Why do humanists attack cartoons of Buddhism? Humanists who in their right mind wouldn't dare assault such a cartoon of Islam, Judaism, Hinduism or even Christianity? The answer is simple: it's called Buddhaphobia and it's the subject of my new book.

The key resides in the very notion of a cartoon.


My talk at MLA in January will be about my book project Buddhaphobia. I'm focusing on why on Earth Slavoj Zizek has to savage Buddhism at almost every opportunity. Especially when his mentor Lacan did such a nice job on it in the Tenth Seminar.


In a previous post I argued that hyperobjects are viscous—they adhere to you no matter how hard to try to pull away, rendering ironic distance obsolete. Now I'll argue that they are also nonlocal.


Most of what passes for cool ontology these days—when people dare to do it at all—is just a form of atomism. How do I mean? An atom is something that can't be cut any further. We think of them as little shiny pingpong balls like the ones we saw in high school chemistry. 
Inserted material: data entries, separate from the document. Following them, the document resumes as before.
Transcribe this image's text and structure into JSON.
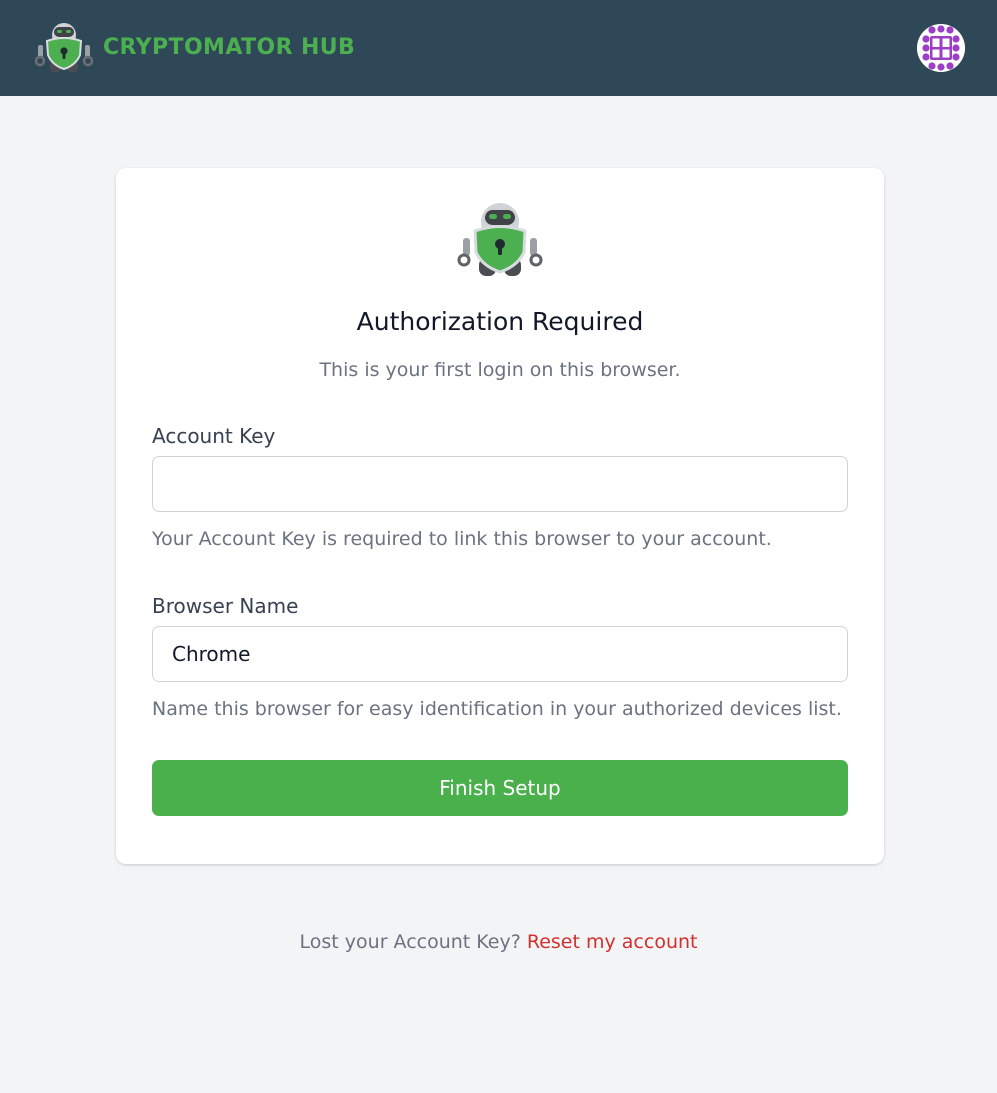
{
  "header": {
    "brand_name": "CRYPTOMATOR HUB",
    "logo_icon": "cryptomator-robot-icon",
    "avatar_icon": "identicon-avatar",
    "colors": {
      "bar": "#2f4858",
      "brand_text": "#4caf50",
      "avatar_pattern": "#9c3fc4"
    }
  },
  "card": {
    "logo_icon": "cryptomator-robot-icon",
    "title": "Authorization Required",
    "subtitle": "This is your first login on this browser.",
    "account_key": {
      "label": "Account Key",
      "value": "",
      "placeholder": "",
      "help": "Your Account Key is required to link this browser to your account."
    },
    "browser_name": {
      "label": "Browser Name",
      "value": "Chrome",
      "placeholder": "",
      "help": "Name this browser for easy identification in your authorized devices list."
    },
    "submit_label": "Finish Setup",
    "accent_color": "#49b04c"
  },
  "footer": {
    "prompt": "Lost your Account Key?",
    "reset_label": "Reset my account",
    "link_color": "#d32f2f"
  }
}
I called over 1000 voters in 2008 and donated over two grand to Obama's campaign in small donations over several months. So I have something invested in next Tuesday's election.


Have you been to Target recently? They have these great new products designed by famous philosopher Gilles Deleuze—cool! 


They are massively distributed in space and time.

They are both human-made and non-human. 

They are difficult to observe and have only recently impinged on human awareness. 

They outscale us and/or outlast us in disturbing ways, disrupting our notions of “world,” “horizon” and “environment.” 


I've been doing some thinking about my “hyperobjects” for my upcoming talk at Loyola, and I realized that hyperobjects are viscous. What do I mean?


Timothy Morton's picture
Timothy Morton

Timothy Morton is Professor of English (Literature and Environment) at the University of California, Davis. Professor Morton's interests include literature and the environment, ecotheory, philosophy, biology, physical sciences, literary theory, food studies, sound and music, materialism, poetics, Romanticism, Buddhism, and the eighteenth century. He teaches literature and ecology, Romantic-period literature, and literary theory. He has published nine books and sixty essays, including The Ecological Thought (Harvard UP, 2010) and Ecology without Nature (Harvard UP, 2007).